◆ INFORMATION SUPPLIED ◆
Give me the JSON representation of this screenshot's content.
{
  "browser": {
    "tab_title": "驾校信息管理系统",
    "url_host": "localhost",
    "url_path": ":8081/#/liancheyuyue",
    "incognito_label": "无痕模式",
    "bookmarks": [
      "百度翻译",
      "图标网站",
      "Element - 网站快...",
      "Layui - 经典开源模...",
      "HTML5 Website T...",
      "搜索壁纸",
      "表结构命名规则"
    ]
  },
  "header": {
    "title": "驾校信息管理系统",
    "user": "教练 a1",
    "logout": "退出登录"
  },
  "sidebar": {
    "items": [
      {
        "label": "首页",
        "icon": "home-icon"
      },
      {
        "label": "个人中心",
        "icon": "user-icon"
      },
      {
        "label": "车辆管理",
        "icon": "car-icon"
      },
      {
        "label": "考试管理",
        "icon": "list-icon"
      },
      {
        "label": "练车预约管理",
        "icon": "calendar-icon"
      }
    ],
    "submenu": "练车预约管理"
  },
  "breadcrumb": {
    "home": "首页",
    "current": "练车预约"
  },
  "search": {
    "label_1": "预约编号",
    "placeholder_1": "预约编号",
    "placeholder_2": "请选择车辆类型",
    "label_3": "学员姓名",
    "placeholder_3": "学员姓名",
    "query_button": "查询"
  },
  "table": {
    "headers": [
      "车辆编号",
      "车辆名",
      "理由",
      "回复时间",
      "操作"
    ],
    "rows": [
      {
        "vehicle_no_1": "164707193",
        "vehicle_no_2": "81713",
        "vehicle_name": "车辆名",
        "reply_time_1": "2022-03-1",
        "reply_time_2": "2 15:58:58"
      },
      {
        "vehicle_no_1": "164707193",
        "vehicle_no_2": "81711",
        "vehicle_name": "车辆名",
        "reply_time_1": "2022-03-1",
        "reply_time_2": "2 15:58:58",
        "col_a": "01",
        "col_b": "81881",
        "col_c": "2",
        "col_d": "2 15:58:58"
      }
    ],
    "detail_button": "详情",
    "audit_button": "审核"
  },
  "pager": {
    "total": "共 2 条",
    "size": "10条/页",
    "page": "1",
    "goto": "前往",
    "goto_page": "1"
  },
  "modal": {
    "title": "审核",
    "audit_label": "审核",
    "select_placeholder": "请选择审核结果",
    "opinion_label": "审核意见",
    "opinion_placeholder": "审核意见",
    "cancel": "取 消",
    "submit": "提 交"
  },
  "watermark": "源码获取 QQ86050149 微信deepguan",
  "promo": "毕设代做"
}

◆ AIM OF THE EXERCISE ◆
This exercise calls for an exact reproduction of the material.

◆ OUTPUT FOR THIS EXERCISE ◆
Give me the JSON representation of this screenshot's content.
{
  "browser": {
    "tab_title": "驾校信息管理系统",
    "url_host": "localhost",
    "url_path": ":8081/#/liancheyuyue",
    "incognito_label": "无痕模式",
    "bookmarks": [
      "百度翻译",
      "图标网站",
      "Element - 网站快...",
      "Layui - 经典开源模...",
      "HTML5 Website T...",
      "搜索壁纸",
      "表结构命名规则"
    ]
  },
  "header": {
    "title": "驾校信息管理系统",
    "user": "教练 a1",
    "logout": "退出登录"
  },
  "sidebar": {
    "items": [
      {
        "label": "首页",
        "icon": "home-icon"
      },
      {
        "label": "个人中心",
        "icon": "user-icon"
      },
      {
        "label": "车辆管理",
        "icon": "car-icon"
      },
      {
        "label": "考试管理",
        "icon": "list-icon"
      },
      {
        "label": "练车预约管理",
        "icon": "calendar-icon"
      }
    ],
    "submenu": "练车预约管理"
  },
  "breadcrumb": {
    "home": "首页",
    "current": "练车预约"
  },
  "search": {
    "label_1": "预约编号",
    "placeholder_1": "预约编号",
    "placeholder_2": "请选择车辆类型",
    "label_3": "学员姓名",
    "placeholder_3": "学员姓名",
    "query_button": "查询"
  },
  "table": {
    "headers": [
      "车辆编号",
      "车辆名",
      "理由",
      "回复时间",
      "操作"
    ],
    "rows": [
      {
        "vehicle_no_1": "164707193",
        "vehicle_no_2": "81713",
        "vehicle_name": "车辆名",
        "reply_time_1": "2022-03-1",
        "reply_time_2": "2 15:58:58"
      },
      {
        "vehicle_no_1": "164707193",
        "vehicle_no_2": "81711",
        "vehicle_name": "车辆名",
        "reply_time_1": "2022-03-1",
        "reply_time_2": "2 15:58:58",
        "col_a": "01",
        "col_b": "81881",
        "col_c": "2",
        "col_d": "2 15:58:58"
      }
    ],
    "detail_button": "详情",
    "audit_button": "审核"
  },
  "pager": {
    "total": "共 2 条",
    "size": "10条/页",
    "page": "1",
    "goto": "前往",
    "goto_page": "1"
  },
  "modal": {
    "title": "审核",
    "audit_label": "审核",
    "select_placeholder": "请选择审核结果",
    "opinion_label": "审核意见",
    "opinion_placeholder": "审核意见",
    "cancel": "取 消",
    "submit": "提 交"
  },
  "watermark": "源码获取 QQ86050149 微信deepguan",
  "promo": "毕设代做"
}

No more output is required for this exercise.